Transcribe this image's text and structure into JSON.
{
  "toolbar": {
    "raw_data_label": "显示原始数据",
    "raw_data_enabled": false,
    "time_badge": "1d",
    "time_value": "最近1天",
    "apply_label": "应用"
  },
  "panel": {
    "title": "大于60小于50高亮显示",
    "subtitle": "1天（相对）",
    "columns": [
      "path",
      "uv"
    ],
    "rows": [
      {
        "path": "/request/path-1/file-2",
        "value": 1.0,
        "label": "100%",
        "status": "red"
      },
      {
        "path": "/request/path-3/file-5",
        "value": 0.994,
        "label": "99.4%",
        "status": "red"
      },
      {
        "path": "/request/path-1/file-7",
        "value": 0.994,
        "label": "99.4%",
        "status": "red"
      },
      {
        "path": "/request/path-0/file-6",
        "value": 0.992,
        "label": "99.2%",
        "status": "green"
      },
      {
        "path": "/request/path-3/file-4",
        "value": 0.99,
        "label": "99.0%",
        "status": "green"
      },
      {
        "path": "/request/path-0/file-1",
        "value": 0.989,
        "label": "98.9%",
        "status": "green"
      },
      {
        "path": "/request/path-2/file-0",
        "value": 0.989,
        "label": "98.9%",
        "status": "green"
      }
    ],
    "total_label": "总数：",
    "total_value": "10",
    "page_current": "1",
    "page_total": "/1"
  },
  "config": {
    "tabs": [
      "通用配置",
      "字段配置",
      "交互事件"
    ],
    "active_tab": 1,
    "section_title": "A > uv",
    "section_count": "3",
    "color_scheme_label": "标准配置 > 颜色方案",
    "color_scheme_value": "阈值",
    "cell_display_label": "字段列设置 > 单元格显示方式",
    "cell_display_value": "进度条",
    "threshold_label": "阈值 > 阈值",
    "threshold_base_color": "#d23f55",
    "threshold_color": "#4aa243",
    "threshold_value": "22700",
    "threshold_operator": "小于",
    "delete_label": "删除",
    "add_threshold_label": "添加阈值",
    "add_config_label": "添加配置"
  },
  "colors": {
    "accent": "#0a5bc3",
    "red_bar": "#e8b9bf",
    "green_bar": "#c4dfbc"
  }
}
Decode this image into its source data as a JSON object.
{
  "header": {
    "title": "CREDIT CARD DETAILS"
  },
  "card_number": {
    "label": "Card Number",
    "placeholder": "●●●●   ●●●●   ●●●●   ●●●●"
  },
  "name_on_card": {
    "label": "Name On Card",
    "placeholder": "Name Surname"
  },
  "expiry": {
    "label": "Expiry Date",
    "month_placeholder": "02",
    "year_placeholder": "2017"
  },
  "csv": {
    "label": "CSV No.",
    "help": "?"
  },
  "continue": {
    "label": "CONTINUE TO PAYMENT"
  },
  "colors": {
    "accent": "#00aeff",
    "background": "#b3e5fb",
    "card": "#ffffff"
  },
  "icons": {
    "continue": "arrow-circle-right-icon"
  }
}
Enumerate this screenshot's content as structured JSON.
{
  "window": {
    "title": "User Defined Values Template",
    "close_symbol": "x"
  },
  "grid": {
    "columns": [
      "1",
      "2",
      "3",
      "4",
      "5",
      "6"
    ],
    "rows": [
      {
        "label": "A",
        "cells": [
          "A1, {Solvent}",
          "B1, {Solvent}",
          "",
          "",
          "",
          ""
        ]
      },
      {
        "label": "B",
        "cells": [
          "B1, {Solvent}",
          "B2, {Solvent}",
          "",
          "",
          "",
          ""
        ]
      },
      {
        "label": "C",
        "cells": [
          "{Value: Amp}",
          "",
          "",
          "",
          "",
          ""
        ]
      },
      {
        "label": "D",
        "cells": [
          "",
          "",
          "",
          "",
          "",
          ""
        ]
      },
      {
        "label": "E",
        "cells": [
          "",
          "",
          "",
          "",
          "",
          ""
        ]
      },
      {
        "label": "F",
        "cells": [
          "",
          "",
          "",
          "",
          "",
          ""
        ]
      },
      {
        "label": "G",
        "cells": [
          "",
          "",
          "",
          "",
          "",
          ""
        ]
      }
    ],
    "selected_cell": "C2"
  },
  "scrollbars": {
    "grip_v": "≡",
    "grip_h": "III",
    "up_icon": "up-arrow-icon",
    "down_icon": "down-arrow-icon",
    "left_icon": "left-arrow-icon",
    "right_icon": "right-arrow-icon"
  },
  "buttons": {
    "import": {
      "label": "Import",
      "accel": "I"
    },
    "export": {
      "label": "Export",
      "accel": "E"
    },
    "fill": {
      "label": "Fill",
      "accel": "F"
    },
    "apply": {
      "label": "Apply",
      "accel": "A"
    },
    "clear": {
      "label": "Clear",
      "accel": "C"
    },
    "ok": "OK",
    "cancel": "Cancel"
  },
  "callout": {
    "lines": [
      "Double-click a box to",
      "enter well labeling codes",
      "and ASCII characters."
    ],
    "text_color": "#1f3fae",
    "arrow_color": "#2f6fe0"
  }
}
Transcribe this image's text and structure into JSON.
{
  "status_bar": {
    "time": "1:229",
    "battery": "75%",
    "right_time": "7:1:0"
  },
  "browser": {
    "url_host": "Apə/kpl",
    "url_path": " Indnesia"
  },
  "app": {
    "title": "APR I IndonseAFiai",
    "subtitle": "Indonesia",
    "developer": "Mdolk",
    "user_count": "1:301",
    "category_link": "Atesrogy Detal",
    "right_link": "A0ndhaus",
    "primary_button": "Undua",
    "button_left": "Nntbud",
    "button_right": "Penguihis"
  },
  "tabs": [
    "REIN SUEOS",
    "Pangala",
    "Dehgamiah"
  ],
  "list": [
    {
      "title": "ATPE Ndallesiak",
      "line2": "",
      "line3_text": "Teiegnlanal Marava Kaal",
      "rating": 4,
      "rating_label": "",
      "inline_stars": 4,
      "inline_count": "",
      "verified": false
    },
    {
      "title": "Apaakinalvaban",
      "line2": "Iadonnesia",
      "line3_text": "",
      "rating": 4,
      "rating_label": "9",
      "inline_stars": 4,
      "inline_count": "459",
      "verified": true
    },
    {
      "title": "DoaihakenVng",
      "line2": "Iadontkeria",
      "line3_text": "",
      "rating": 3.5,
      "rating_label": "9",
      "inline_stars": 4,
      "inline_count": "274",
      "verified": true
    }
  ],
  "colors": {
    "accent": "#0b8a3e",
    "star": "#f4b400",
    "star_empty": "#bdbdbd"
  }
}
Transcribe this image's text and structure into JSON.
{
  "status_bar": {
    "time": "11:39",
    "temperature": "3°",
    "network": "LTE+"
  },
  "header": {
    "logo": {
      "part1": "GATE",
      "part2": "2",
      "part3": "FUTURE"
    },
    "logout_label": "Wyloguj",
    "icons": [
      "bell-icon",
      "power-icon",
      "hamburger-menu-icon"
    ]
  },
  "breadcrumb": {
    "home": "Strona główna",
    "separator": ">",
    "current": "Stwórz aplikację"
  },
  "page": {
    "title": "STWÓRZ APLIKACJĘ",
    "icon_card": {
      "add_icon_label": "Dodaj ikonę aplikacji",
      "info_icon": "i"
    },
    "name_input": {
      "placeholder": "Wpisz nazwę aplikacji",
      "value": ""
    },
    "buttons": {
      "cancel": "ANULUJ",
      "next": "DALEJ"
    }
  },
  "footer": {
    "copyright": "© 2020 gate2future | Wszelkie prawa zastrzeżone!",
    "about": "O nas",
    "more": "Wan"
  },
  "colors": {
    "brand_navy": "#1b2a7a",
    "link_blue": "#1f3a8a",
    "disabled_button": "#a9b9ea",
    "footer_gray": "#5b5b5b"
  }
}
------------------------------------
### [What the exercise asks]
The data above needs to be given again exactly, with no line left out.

### [Output for this exercise]
Transcribe this image's text and structure into JSON.
{
  "toolbar": {
    "raw_data_label": "显示原始数据",
    "raw_data_enabled": false,
    "time_badge": "1d",
    "time_value": "最近1天",
    "apply_label": "应用"
  },
  "panel": {
    "title": "大于60小于50高亮显示",
    "subtitle": "1天（相对）",
    "columns": [
      "path",
      "uv"
    ],
    "rows": [
      {
        "path": "/request/path-1/file-2",
        "value": 1.0,
        "label": "100%",
        "status": "red"
      },
      {
        "path": "/request/path-3/file-5",
        "value": 0.994,
        "label": "99.4%",
        "status": "red"
      },
      {
        "path": "/request/path-1/file-7",
        "value": 0.994,
        "label": "99.4%",
        "status": "red"
      },
      {
        "path": "/request/path-0/file-6",
        "value": 0.992,
        "label": "99.2%",
        "status": "green"
      },
      {
        "path": "/request/path-3/file-4",
        "value": 0.99,
        "label": "99.0%",
        "status": "green"
      },
      {
        "path": "/request/path-0/file-1",
        "value": 0.989,
        "label": "98.9%",
        "status": "green"
      },
      {
        "path": "/request/path-2/file-0",
        "value": 0.989,
        "label": "98.9%",
        "status": "green"
      }
    ],
    "total_label": "总数：",
    "total_value": "10",
    "page_current": "1",
    "page_total": "/1"
  },
  "config": {
    "tabs": [
      "通用配置",
      "字段配置",
      "交互事件"
    ],
    "active_tab": 1,
    "section_title": "A > uv",
    "section_count": "3",
    "color_scheme_label": "标准配置 > 颜色方案",
    "color_scheme_value": "阈值",
    "cell_display_label": "字段列设置 > 单元格显示方式",
    "cell_display_value": "进度条",
    "threshold_label": "阈值 > 阈值",
    "threshold_base_color": "#d23f55",
    "threshold_color": "#4aa243",
    "threshold_value": "22700",
    "threshold_operator": "小于",
    "delete_label": "删除",
    "add_threshold_label": "添加阈值",
    "add_config_label": "添加配置"
  },
  "colors": {
    "accent": "#0a5bc3",
    "red_bar": "#e8b9bf",
    "green_bar": "#c4dfbc"
  }
}
Decode this image into its source data as a JSON object.
{
  "header": {
    "title": "CREDIT CARD DETAILS"
  },
  "card_number": {
    "label": "Card Number",
    "placeholder": "●●●●   ●●●●   ●●●●   ●●●●"
  },
  "name_on_card": {
    "label": "Name On Card",
    "placeholder": "Name Surname"
  },
  "expiry": {
    "label": "Expiry Date",
    "month_placeholder": "02",
    "year_placeholder": "2017"
  },
  "csv": {
    "label": "CSV No.",
    "help": "?"
  },
  "continue": {
    "label": "CONTINUE TO PAYMENT"
  },
  "colors": {
    "accent": "#00aeff",
    "background": "#b3e5fb",
    "card": "#ffffff"
  },
  "icons": {
    "continue": "arrow-circle-right-icon"
  }
}
Enumerate this screenshot's content as structured JSON.
{
  "window": {
    "title": "User Defined Values Template",
    "close_symbol": "x"
  },
  "grid": {
    "columns": [
      "1",
      "2",
      "3",
      "4",
      "5",
      "6"
    ],
    "rows": [
      {
        "label": "A",
        "cells": [
          "A1, {Solvent}",
          "B1, {Solvent}",
          "",
          "",
          "",
          ""
        ]
      },
      {
        "label": "B",
        "cells": [
          "B1, {Solvent}",
          "B2, {Solvent}",
          "",
          "",
          "",
          ""
        ]
      },
      {
        "label": "C",
        "cells": [
          "{Value: Amp}",
          "",
          "",
          "",
          "",
          ""
        ]
      },
      {
        "label": "D",
        "cells": [
          "",
          "",
          "",
          "",
          "",
          ""
        ]
      },
      {
        "label": "E",
        "cells": [
          "",
          "",
          "",
          "",
          "",
          ""
        ]
      },
      {
        "label": "F",
        "cells": [
          "",
          "",
          "",
          "",
          "",
          ""
        ]
      },
      {
        "label": "G",
        "cells": [
          "",
          "",
          "",
          "",
          "",
          ""
        ]
      }
    ],
    "selected_cell": "C2"
  },
  "scrollbars": {
    "grip_v": "≡",
    "grip_h": "III",
    "up_icon": "up-arrow-icon",
    "down_icon": "down-arrow-icon",
    "left_icon": "left-arrow-icon",
    "right_icon": "right-arrow-icon"
  },
  "buttons": {
    "import": {
      "label": "Import",
      "accel": "I"
    },
    "export": {
      "label": "Export",
      "accel": "E"
    },
    "fill": {
      "label": "Fill",
      "accel": "F"
    },
    "apply": {
      "label": "Apply",
      "accel": "A"
    },
    "clear": {
      "label": "Clear",
      "accel": "C"
    },
    "ok": "OK",
    "cancel": "Cancel"
  },
  "callout": {
    "lines": [
      "Double-click a box to",
      "enter well labeling codes",
      "and ASCII characters."
    ],
    "text_color": "#1f3fae",
    "arrow_color": "#2f6fe0"
  }
}
Transcribe this image's text and structure into JSON.
{
  "status_bar": {
    "time": "1:229",
    "battery": "75%",
    "right_time": "7:1:0"
  },
  "browser": {
    "url_host": "Apə/kpl",
    "url_path": " Indnesia"
  },
  "app": {
    "title": "APR I IndonseAFiai",
    "subtitle": "Indonesia",
    "developer": "Mdolk",
    "user_count": "1:301",
    "category_link": "Atesrogy Detal",
    "right_link": "A0ndhaus",
    "primary_button": "Undua",
    "button_left": "Nntbud",
    "button_right": "Penguihis"
  },
  "tabs": [
    "REIN SUEOS",
    "Pangala",
    "Dehgamiah"
  ],
  "list": [
    {
      "title": "ATPE Ndallesiak",
      "line2": "",
      "line3_text": "Teiegnlanal Marava Kaal",
      "rating": 4,
      "rating_label": "",
      "inline_stars": 4,
      "inline_count": "",
      "verified": false
    },
    {
      "title": "Apaakinalvaban",
      "line2": "Iadonnesia",
      "line3_text": "",
      "rating": 4,
      "rating_label": "9",
      "inline_stars": 4,
      "inline_count": "459",
      "verified": true
    },
    {
      "title": "DoaihakenVng",
      "line2": "Iadontkeria",
      "line3_text": "",
      "rating": 3.5,
      "rating_label": "9",
      "inline_stars": 4,
      "inline_count": "274",
      "verified": true
    }
  ],
  "colors": {
    "accent": "#0b8a3e",
    "star": "#f4b400",
    "star_empty": "#bdbdbd"
  }
}
Transcribe this image's text and structure into JSON.
{
  "status_bar": {
    "time": "11:39",
    "temperature": "3°",
    "network": "LTE+"
  },
  "header": {
    "logo": {
      "part1": "GATE",
      "part2": "2",
      "part3": "FUTURE"
    },
    "logout_label": "Wyloguj",
    "icons": [
      "bell-icon",
      "power-icon",
      "hamburger-menu-icon"
    ]
  },
  "breadcrumb": {
    "home": "Strona główna",
    "separator": ">",
    "current": "Stwórz aplikację"
  },
  "page": {
    "title": "STWÓRZ APLIKACJĘ",
    "icon_card": {
      "add_icon_label": "Dodaj ikonę aplikacji",
      "info_icon": "i"
    },
    "name_input": {
      "placeholder": "Wpisz nazwę aplikacji",
      "value": ""
    },
    "buttons": {
      "cancel": "ANULUJ",
      "next": "DALEJ"
    }
  },
  "footer": {
    "copyright": "© 2020 gate2future | Wszelkie prawa zastrzeżone!",
    "about": "O nas",
    "more": "Wan"
  },
  "colors": {
    "brand_navy": "#1b2a7a",
    "link_blue": "#1f3a8a",
    "disabled_button": "#a9b9ea",
    "footer_gray": "#5b5b5b"
  }
}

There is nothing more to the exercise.